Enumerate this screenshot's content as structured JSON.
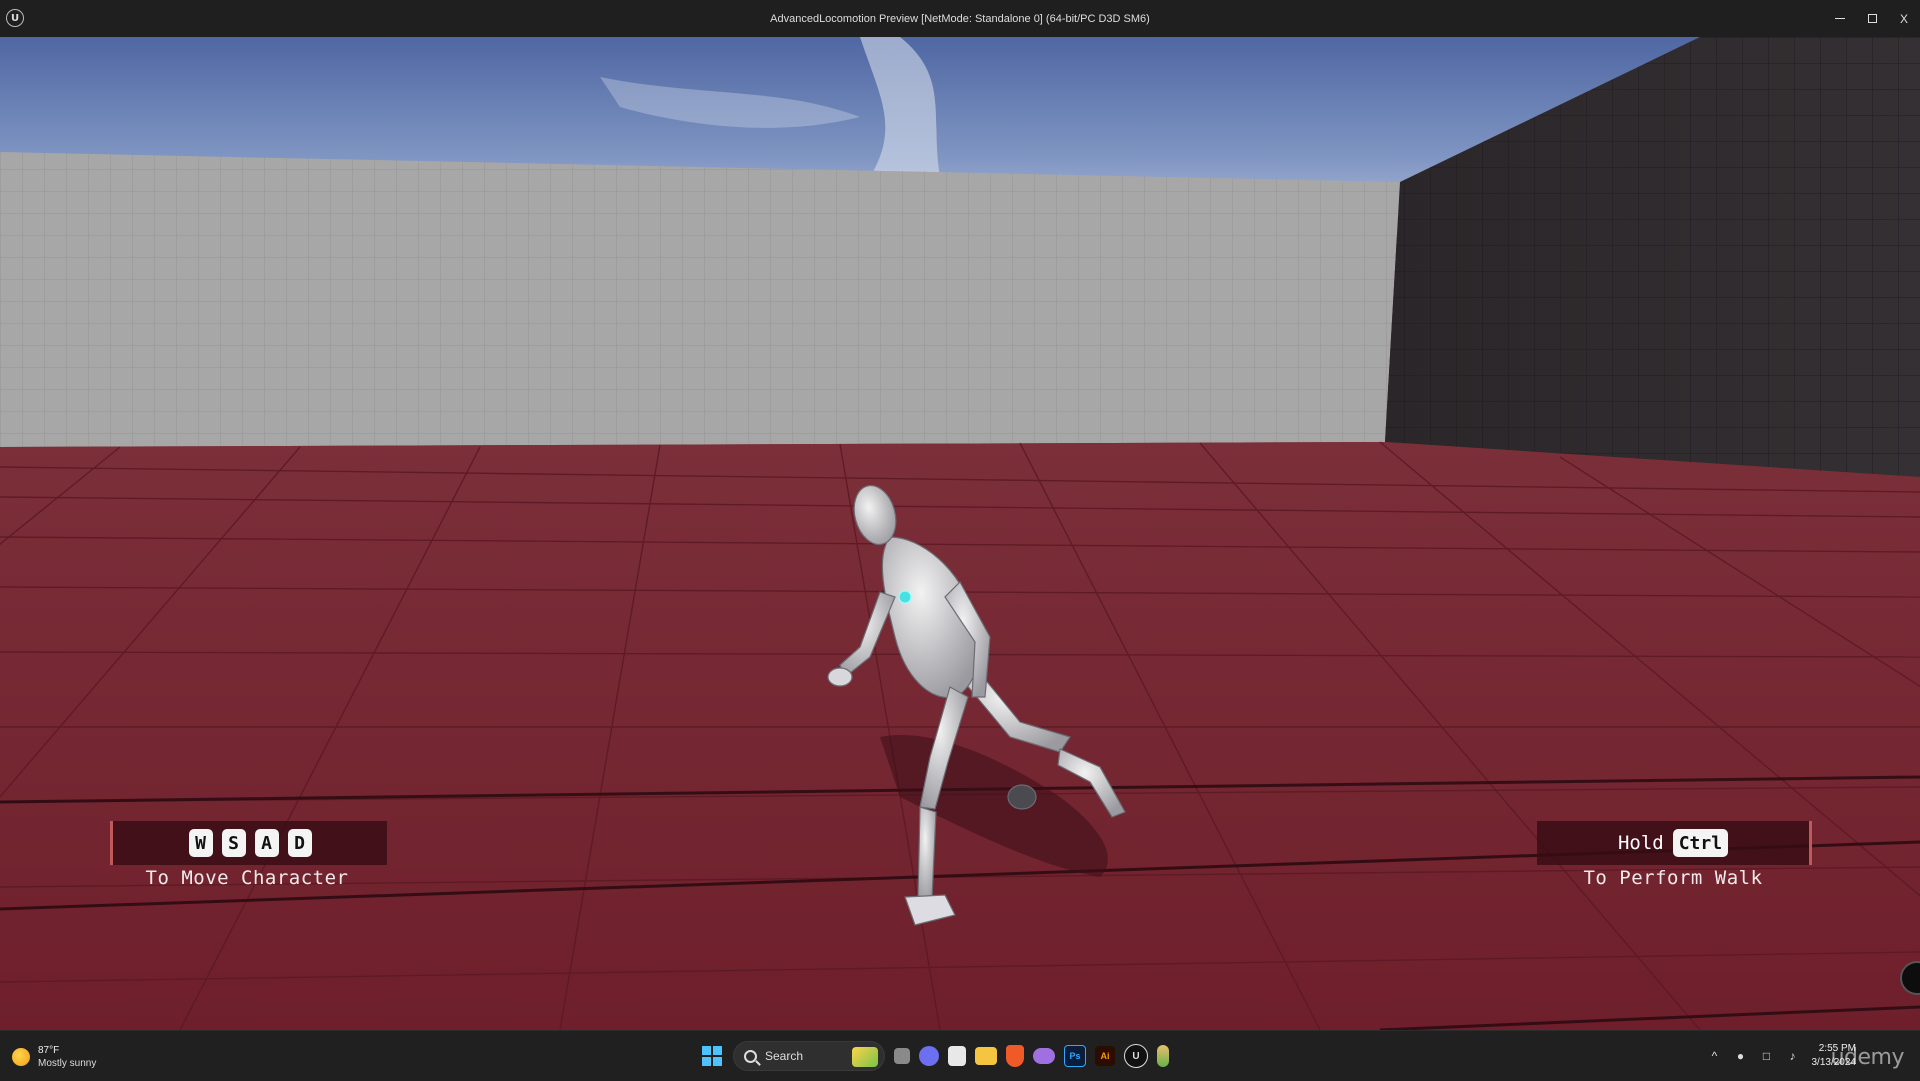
{
  "window": {
    "title": "AdvancedLocomotion Preview [NetMode: Standalone 0]  (64-bit/PC D3D SM6)",
    "logo_icon": "unreal-engine-icon",
    "controls": [
      "minimize",
      "maximize",
      "close"
    ],
    "close_label": "X"
  },
  "hud": {
    "move_keys": [
      "W",
      "S",
      "A",
      "D"
    ],
    "move_caption": "To Move Character",
    "walk_hold_label": "Hold",
    "walk_key": "Ctrl",
    "walk_caption": "To Perform Walk"
  },
  "taskbar": {
    "weather_temp": "87°F",
    "weather_desc": "Mostly sunny",
    "search_label": "Search",
    "apps": [
      "task-view",
      "chat",
      "store",
      "file-explorer",
      "brave",
      "game",
      "photoshop",
      "illustrator",
      "unreal-engine",
      "extra-app"
    ],
    "clock_time": "2:55 PM",
    "clock_date": "3/13/2024",
    "watermark": "udemy"
  },
  "colors": {
    "floor": "#7a2632",
    "sky": "#6f86b8",
    "wall_light": "#a5a5a5",
    "wall_dark": "#2d2b2e",
    "hud_bg": "#3a0e16",
    "accent": "#4cc2ff"
  }
}
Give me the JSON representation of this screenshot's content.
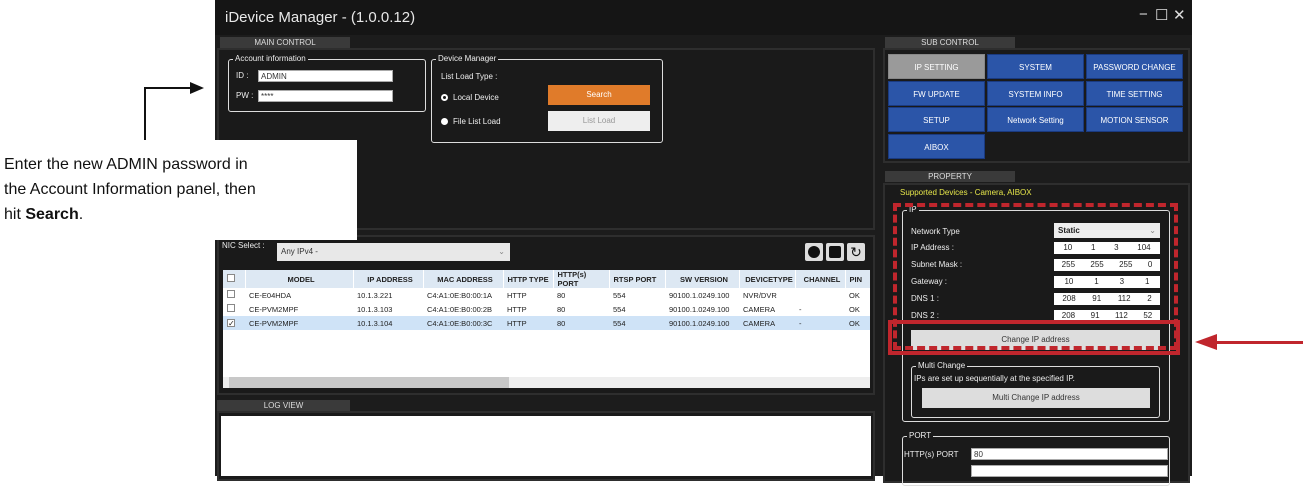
{
  "window": {
    "title": "iDevice Manager - (1.0.0.12)",
    "min": "−",
    "max": "☐",
    "close": "✕"
  },
  "main_control": {
    "tab": "MAIN CONTROL",
    "account": {
      "legend": "Account information",
      "id_label": "ID :",
      "id_value": "ADMIN",
      "pw_label": "PW :",
      "pw_value": "****"
    },
    "device_manager": {
      "legend": "Device Manager",
      "list_load_type": "List Load Type :",
      "radio_local": "Local Device",
      "radio_file": "File List Load",
      "search": "Search",
      "list_load": "List Load"
    }
  },
  "nic": {
    "label": "NIC Select :",
    "value": "Any IPv4 -"
  },
  "table": {
    "headers": [
      "MODEL",
      "IP ADDRESS",
      "MAC ADDRESS",
      "HTTP TYPE",
      "HTTP(s) PORT",
      "RTSP PORT",
      "SW VERSION",
      "DEVICETYPE",
      "CHANNEL",
      "PIN"
    ],
    "rows": [
      {
        "checked": false,
        "cells": [
          "CE-E04HDA",
          "10.1.3.221",
          "C4:A1:0E:B0:00:1A",
          "HTTP",
          "80",
          "554",
          "90100.1.0249.100",
          "NVR/DVR",
          "",
          "OK"
        ]
      },
      {
        "checked": false,
        "cells": [
          "CE-PVM2MPF",
          "10.1.3.103",
          "C4:A1:0E:B0:00:2B",
          "HTTP",
          "80",
          "554",
          "90100.1.0249.100",
          "CAMERA",
          "-",
          "OK"
        ]
      },
      {
        "checked": true,
        "cells": [
          "CE-PVM2MPF",
          "10.1.3.104",
          "C4:A1:0E:B0:00:3C",
          "HTTP",
          "80",
          "554",
          "90100.1.0249.100",
          "CAMERA",
          "-",
          "OK"
        ]
      }
    ]
  },
  "log": {
    "tab": "LOG VIEW"
  },
  "sub_control": {
    "tab": "SUB CONTROL",
    "buttons": [
      "IP SETTING",
      "SYSTEM",
      "PASSWORD CHANGE",
      "FW UPDATE",
      "SYSTEM INFO",
      "TIME SETTING",
      "SETUP",
      "Network Setting",
      "MOTION SENSOR",
      "AIBOX"
    ]
  },
  "property": {
    "tab": "PROPERTY",
    "supported": "Supported Devices - Camera, AIBOX",
    "ip": {
      "legend": "IP",
      "network_type_label": "Network Type",
      "network_type": "Static",
      "rows": [
        {
          "label": "IP Address :",
          "v": [
            "10",
            "1",
            "3",
            "104"
          ]
        },
        {
          "label": "Subnet Mask :",
          "v": [
            "255",
            "255",
            "255",
            "0"
          ]
        },
        {
          "label": "Gateway :",
          "v": [
            "10",
            "1",
            "3",
            "1"
          ]
        },
        {
          "label": "DNS 1 :",
          "v": [
            "208",
            "91",
            "112",
            "2"
          ]
        },
        {
          "label": "DNS 2 :",
          "v": [
            "208",
            "91",
            "112",
            "52"
          ]
        }
      ],
      "change_button": "Change IP address"
    },
    "multi": {
      "legend": "Multi Change",
      "desc": "IPs are set up sequentially at the specified IP.",
      "button": "Multi Change IP address"
    },
    "port": {
      "legend": "PORT",
      "http_label": "HTTP(s) PORT",
      "http_value": "80"
    }
  },
  "annotation": {
    "line1": "Enter the new ADMIN password in",
    "line2": "the Account Information panel, then",
    "line3_pre": "hit ",
    "line3_bold": "Search",
    "line3_post": "."
  },
  "colors": {
    "accent_orange": "#e07b2a",
    "blue": "#2b55a8",
    "highlight_red": "#c0262d",
    "supported_yellow": "#e6e64a"
  }
}
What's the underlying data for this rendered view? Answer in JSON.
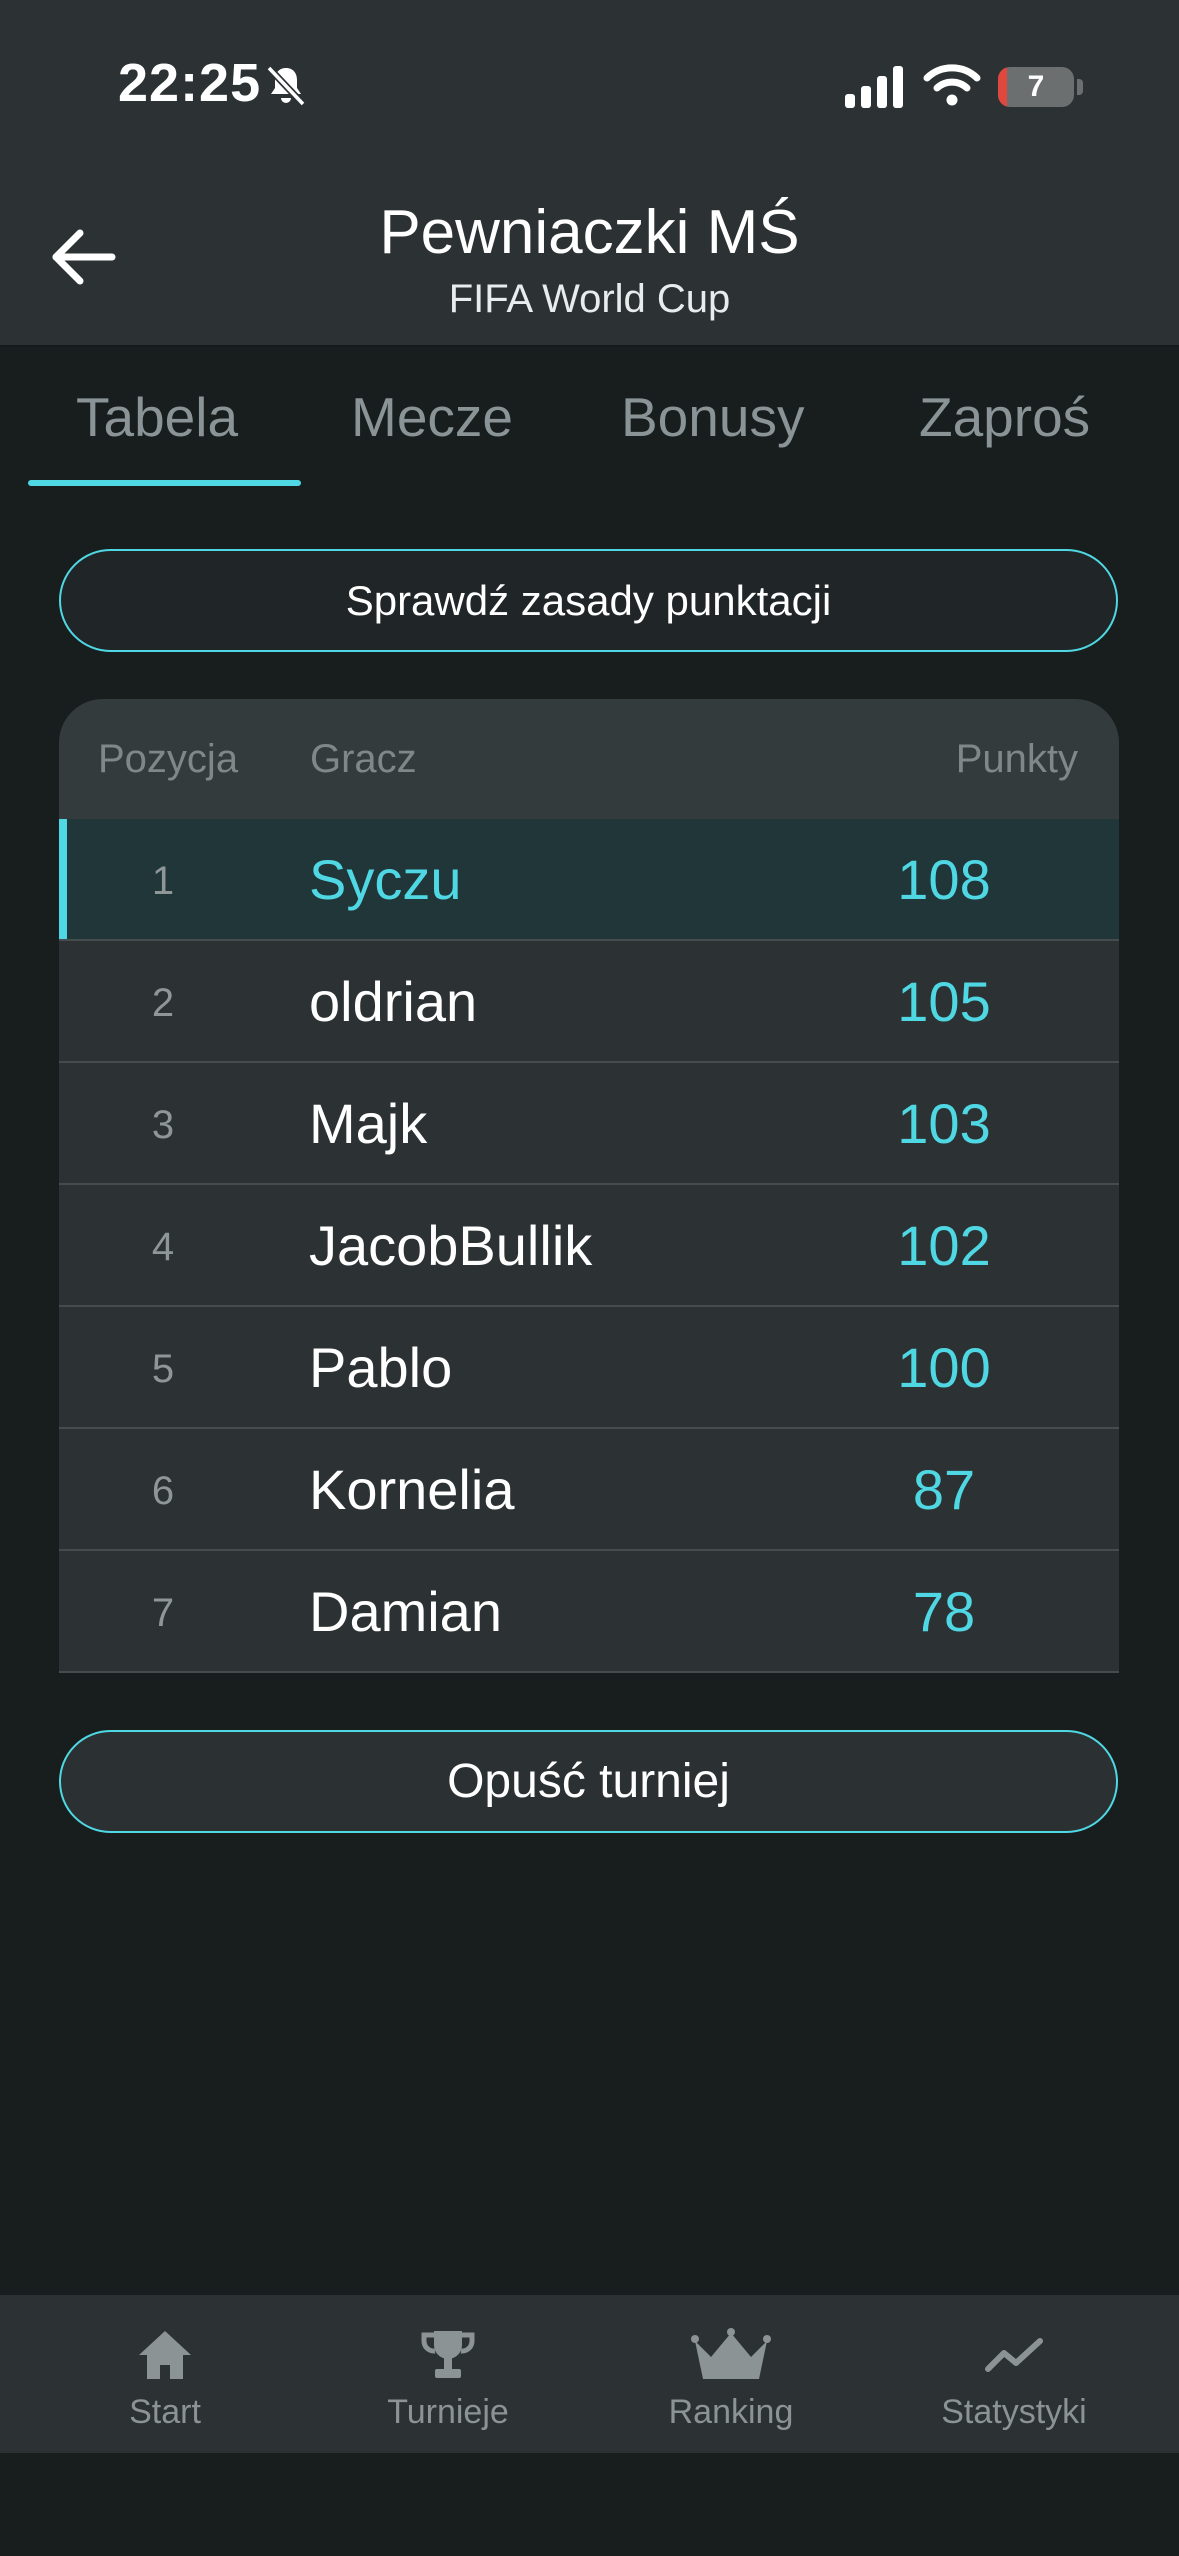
{
  "status_bar": {
    "time": "22:25",
    "battery": "7",
    "icons": [
      "bell-muted-icon",
      "cellular-signal-icon",
      "wifi-icon",
      "battery-icon"
    ]
  },
  "header": {
    "title": "Pewniaczki MŚ",
    "subtitle": "FIFA World Cup",
    "back_icon": "arrow-left-icon"
  },
  "tabs": [
    {
      "label": "Tabela",
      "active": true
    },
    {
      "label": "Mecze",
      "active": false
    },
    {
      "label": "Bonusy",
      "active": false
    },
    {
      "label": "Zaproś",
      "active": false
    }
  ],
  "rules_button": "Sprawdź zasady punktacji",
  "table": {
    "columns": [
      "Pozycja",
      "Gracz",
      "Punkty"
    ],
    "rows": [
      {
        "position": "1",
        "player": "Syczu",
        "points": "108"
      },
      {
        "position": "2",
        "player": "oldrian",
        "points": "105"
      },
      {
        "position": "3",
        "player": "Majk",
        "points": "103"
      },
      {
        "position": "4",
        "player": "JacobBullik",
        "points": "102"
      },
      {
        "position": "5",
        "player": "Pablo",
        "points": "100"
      },
      {
        "position": "6",
        "player": "Kornelia",
        "points": "87"
      },
      {
        "position": "7",
        "player": "Damian",
        "points": "78"
      }
    ]
  },
  "leave_button": "Opuść turniej",
  "bottom_nav": [
    {
      "label": "Start",
      "icon": "home-icon"
    },
    {
      "label": "Turnieje",
      "icon": "trophy-icon"
    },
    {
      "label": "Ranking",
      "icon": "crown-icon"
    },
    {
      "label": "Statystyki",
      "icon": "trend-chart-icon"
    }
  ],
  "colors": {
    "accent": "#4fd8e3",
    "background": "#181d1e",
    "surface": "#2c3233",
    "highlight_row": "#203639"
  }
}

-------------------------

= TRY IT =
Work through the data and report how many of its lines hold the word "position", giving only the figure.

= FINAL ANSWER =
7